**REQUIRED WORK:** Copy every line that contains the string "time" from the entries below.

#####

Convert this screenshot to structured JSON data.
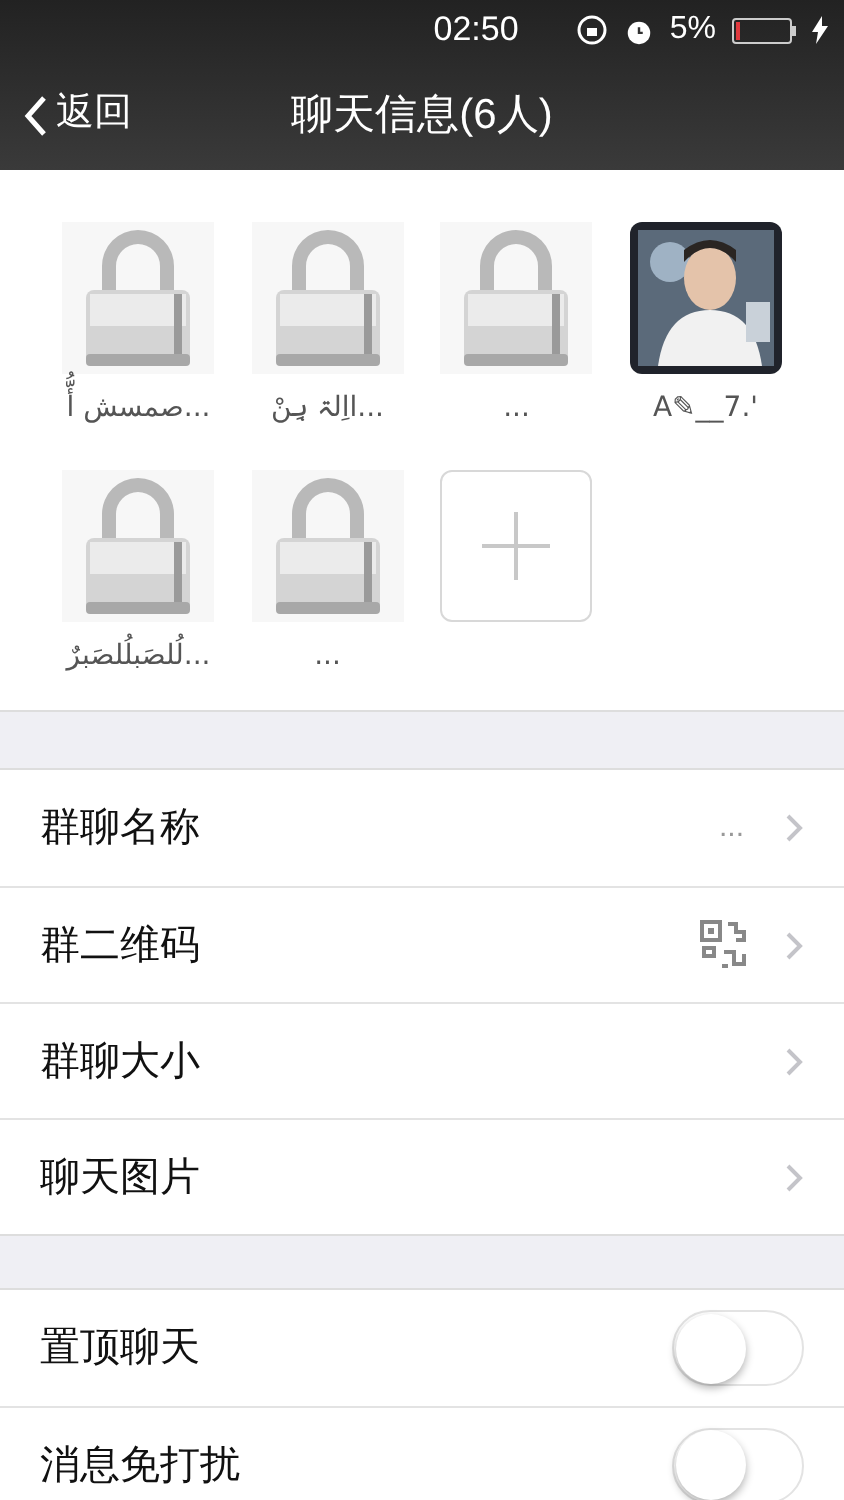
{
  "status_bar": {
    "time": "02:50",
    "battery_text": "5%"
  },
  "nav": {
    "back": "返回",
    "title": "聊天信息(6人)"
  },
  "members": [
    {
      "kind": "lock",
      "name": "صمسش أُّ..."
    },
    {
      "kind": "lock",
      "name": "ااِلۃ ہِنْ..."
    },
    {
      "kind": "lock",
      "name": "..."
    },
    {
      "name": "A✎__7.'"
    },
    {
      "kind": "lock",
      "name": "لُلصَبلُلصَبرٌ..."
    },
    {
      "kind": "lock",
      "name": "..."
    },
    {
      "kind": "add"
    }
  ],
  "settings": [
    {
      "label": "群聊名称",
      "kind": "text",
      "value": "..."
    },
    {
      "label": "群二维码",
      "kind": "qr"
    },
    {
      "label": "群聊大小",
      "kind": "plain"
    },
    {
      "label": "聊天图片",
      "kind": "plain"
    }
  ],
  "toggles": [
    {
      "label": "置顶聊天",
      "on": false
    },
    {
      "label": "消息免打扰",
      "on": false
    }
  ]
}
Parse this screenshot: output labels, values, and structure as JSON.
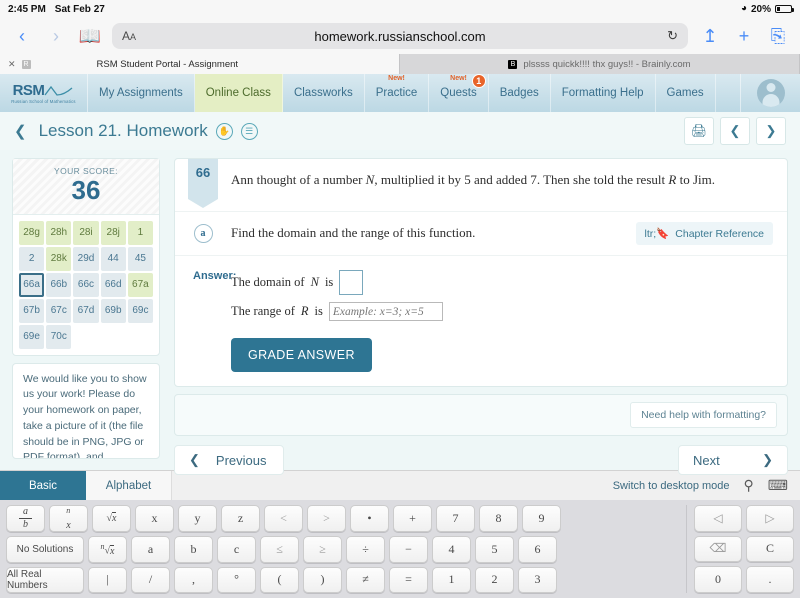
{
  "status_bar": {
    "time": "2:45 PM",
    "date": "Sat Feb 27",
    "wifi_icon": "wifi-icon",
    "battery_pct": "20%"
  },
  "browser": {
    "back_icon": "chevron-left-icon",
    "forward_icon": "chevron-right-icon",
    "bookmarks_icon": "book-icon",
    "aa_label": "AA",
    "url": "homework.russianschool.com",
    "reload_icon": "reload-icon",
    "share_icon": "share-icon",
    "new_tab_icon": "plus-icon",
    "tabs_icon": "tabs-icon",
    "tabs": [
      {
        "title": "RSM Student Portal - Assignment",
        "favicon": "R",
        "active": true,
        "close_icon": "close-icon"
      },
      {
        "title": "plssss quickk!!!! thx guys!! - Brainly.com",
        "favicon": "B",
        "active": false
      }
    ]
  },
  "site_nav": {
    "logo": {
      "text": "RSM",
      "subtitle": "Russian School of Mathematics"
    },
    "items": [
      {
        "label": "My Assignments",
        "active": false
      },
      {
        "label": "Online Class",
        "active": true
      },
      {
        "label": "Classworks",
        "active": false
      },
      {
        "label": "Practice",
        "active": false,
        "new_badge": "New!"
      },
      {
        "label": "Quests",
        "active": false,
        "new_badge": "New!",
        "count": "1"
      },
      {
        "label": "Badges",
        "active": false
      },
      {
        "label": "Formatting Help",
        "active": false
      },
      {
        "label": "Games",
        "active": false
      }
    ],
    "avatar": "user-avatar"
  },
  "lesson_header": {
    "back_icon": "chevron-left-icon",
    "title": "Lesson 21. Homework",
    "icon_hand": "hand-icon",
    "icon_book": "book-stack-icon",
    "print_icon": "printer-icon",
    "prev_icon": "chevron-left-icon",
    "next_icon": "chevron-right-icon"
  },
  "sidebar": {
    "score_label": "YOUR SCORE:",
    "score_value": "36",
    "grid": [
      {
        "label": "28g",
        "state": "done"
      },
      {
        "label": "28h",
        "state": "done"
      },
      {
        "label": "28i",
        "state": "done"
      },
      {
        "label": "28j",
        "state": "done"
      },
      {
        "label": "1",
        "state": "done"
      },
      {
        "label": "2",
        "state": "todo"
      },
      {
        "label": "28k",
        "state": "done"
      },
      {
        "label": "29d",
        "state": "todo"
      },
      {
        "label": "44",
        "state": "todo"
      },
      {
        "label": "45",
        "state": "todo"
      },
      {
        "label": "66a",
        "state": "todo",
        "selected": true
      },
      {
        "label": "66b",
        "state": "todo"
      },
      {
        "label": "66c",
        "state": "todo"
      },
      {
        "label": "66d",
        "state": "todo"
      },
      {
        "label": "67a",
        "state": "done"
      },
      {
        "label": "67b",
        "state": "todo"
      },
      {
        "label": "67c",
        "state": "todo"
      },
      {
        "label": "67d",
        "state": "todo"
      },
      {
        "label": "69b",
        "state": "todo"
      },
      {
        "label": "69c",
        "state": "todo"
      },
      {
        "label": "69e",
        "state": "todo"
      },
      {
        "label": "70c",
        "state": "todo"
      },
      {
        "label": "",
        "state": "empty"
      },
      {
        "label": "",
        "state": "empty"
      },
      {
        "label": "",
        "state": "empty"
      }
    ],
    "note": "We would like you to show us your work! Please do your homework on paper, take a picture of it (the file should be in PNG, JPG or PDF format), and"
  },
  "problem": {
    "number": "66",
    "statement_part1": "Ann thought of a number ",
    "statement_var1": "N",
    "statement_part2": ", multiplied it by 5 and added 7. Then she told the result ",
    "statement_var2": "R",
    "statement_part3": " to Jim.",
    "sub_letter": "a",
    "sub_text": "Find the domain and the range of this function.",
    "chapter_ref_label": "Chapter Reference",
    "chapter_ref_icon": "bookmark-icon"
  },
  "answer": {
    "label": "Answer:",
    "line1_prefix": "The domain of ",
    "line1_var": "N",
    "line1_suffix": " is",
    "line1_value": "",
    "line2_prefix": "The range of ",
    "line2_var": "R",
    "line2_suffix": " is",
    "line2_value": "",
    "line2_placeholder": "Example: x=3; x=5",
    "grade_button": "GRADE ANSWER"
  },
  "footer": {
    "help_button": "Need help with formatting?",
    "previous": "Previous",
    "next": "Next",
    "prev_icon": "chevron-left-icon",
    "next_icon": "chevron-right-icon"
  },
  "keyboard": {
    "tabs": [
      {
        "label": "Basic",
        "active": true
      },
      {
        "label": "Alphabet",
        "active": false
      }
    ],
    "desktop_link": "Switch to desktop mode",
    "search_icon": "magnifier-icon",
    "hide_keyboard_icon": "keyboard-down-icon",
    "rows": [
      [
        {
          "label": "a/b",
          "type": "fraction",
          "name": "fraction-key"
        },
        {
          "label": "x^n",
          "type": "power",
          "name": "power-key"
        },
        {
          "label": "√x",
          "type": "sqrt",
          "name": "sqrt-key"
        },
        {
          "label": "x",
          "name": "x-key"
        },
        {
          "label": "y",
          "name": "y-key"
        },
        {
          "label": "z",
          "name": "z-key"
        },
        {
          "label": "<",
          "name": "less-than-key",
          "dim": true
        },
        {
          "label": ">",
          "name": "greater-than-key",
          "dim": true
        },
        {
          "label": "•",
          "name": "multiply-dot-key"
        },
        {
          "label": "+",
          "name": "plus-key"
        },
        {
          "label": "7",
          "name": "digit-7-key"
        },
        {
          "label": "8",
          "name": "digit-8-key"
        },
        {
          "label": "9",
          "name": "digit-9-key"
        }
      ],
      [
        {
          "label": "No Solutions",
          "wide": true,
          "name": "no-solutions-key"
        },
        {
          "label": "ⁿ√x",
          "type": "nthroot",
          "name": "nth-root-key"
        },
        {
          "label": "a",
          "name": "a-key"
        },
        {
          "label": "b",
          "name": "b-key"
        },
        {
          "label": "c",
          "name": "c-key"
        },
        {
          "label": "≤",
          "name": "less-equal-key",
          "dim": true
        },
        {
          "label": "≥",
          "name": "greater-equal-key",
          "dim": true
        },
        {
          "label": "÷",
          "name": "divide-key"
        },
        {
          "label": "−",
          "name": "minus-key"
        },
        {
          "label": "4",
          "name": "digit-4-key"
        },
        {
          "label": "5",
          "name": "digit-5-key"
        },
        {
          "label": "6",
          "name": "digit-6-key"
        }
      ],
      [
        {
          "label": "All Real Numbers",
          "wide": true,
          "name": "all-real-numbers-key"
        },
        {
          "label": "|",
          "name": "pipe-key"
        },
        {
          "label": "/",
          "name": "slash-key"
        },
        {
          "label": ",",
          "name": "comma-key"
        },
        {
          "label": "°",
          "name": "degree-key"
        },
        {
          "label": "(",
          "name": "left-paren-key"
        },
        {
          "label": ")",
          "name": "right-paren-key"
        },
        {
          "label": "≠",
          "name": "not-equal-key"
        },
        {
          "label": "=",
          "name": "equals-key"
        },
        {
          "label": "1",
          "name": "digit-1-key"
        },
        {
          "label": "2",
          "name": "digit-2-key"
        },
        {
          "label": "3",
          "name": "digit-3-key"
        }
      ]
    ],
    "side_keys": [
      {
        "label": "◁",
        "name": "cursor-left-key",
        "dim": true
      },
      {
        "label": "▷",
        "name": "cursor-right-key",
        "dim": true
      },
      {
        "label": "⌫",
        "name": "backspace-key",
        "dim": true
      },
      {
        "label": "C",
        "name": "clear-key"
      },
      {
        "label": "0",
        "name": "digit-0-key"
      },
      {
        "label": ".",
        "name": "decimal-point-key"
      }
    ]
  }
}
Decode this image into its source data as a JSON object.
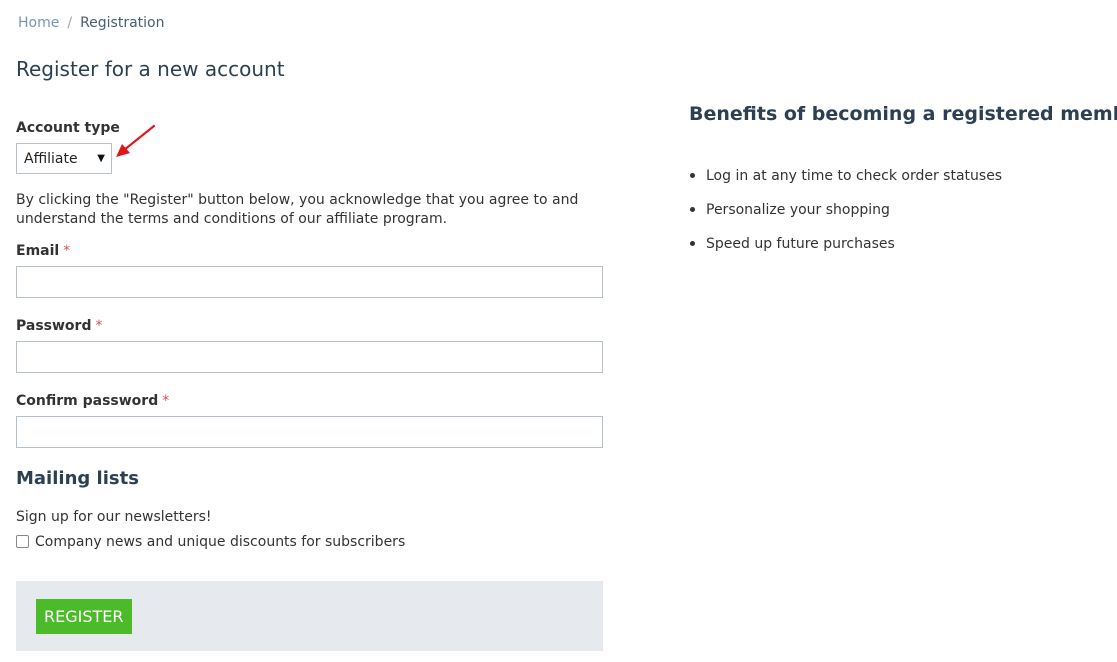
{
  "breadcrumb": {
    "home": "Home",
    "separator": "/",
    "current": "Registration"
  },
  "page_title": "Register for a new account",
  "account_type": {
    "label": "Account type",
    "selected": "Affiliate"
  },
  "agreement_text": "By clicking the \"Register\" button below, you acknowledge that you agree to and understand the terms and conditions of our affiliate program.",
  "fields": {
    "email": {
      "label": "Email",
      "required_mark": "*",
      "value": ""
    },
    "password": {
      "label": "Password",
      "required_mark": "*",
      "value": ""
    },
    "confirm_password": {
      "label": "Confirm password",
      "required_mark": "*",
      "value": ""
    }
  },
  "mailing": {
    "title": "Mailing lists",
    "signup_text": "Sign up for our newsletters!",
    "checkbox_label": "Company news and unique discounts for subscribers",
    "checked": false
  },
  "register_button": "REGISTER",
  "benefits": {
    "title": "Benefits of becoming a registered member",
    "items": [
      "Log in at any time to check order statuses",
      "Personalize your shopping",
      "Speed up future purchases"
    ]
  },
  "colors": {
    "button_green": "#4cbb2a",
    "required_red": "#d9534f",
    "annotation_arrow_red": "#e0161c",
    "heading_navy": "#2d3f52",
    "button_bar_gray": "#e6eaee"
  },
  "icons": {
    "select_arrow": "dropdown-triangle-icon",
    "annotation": "red-pointer-arrow-icon"
  }
}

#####

**ANSWER TO THIS EXERCISE:**
    "time": "02:50",
    "time": "2:45 PM",
      "Log in at any time to check order statuses",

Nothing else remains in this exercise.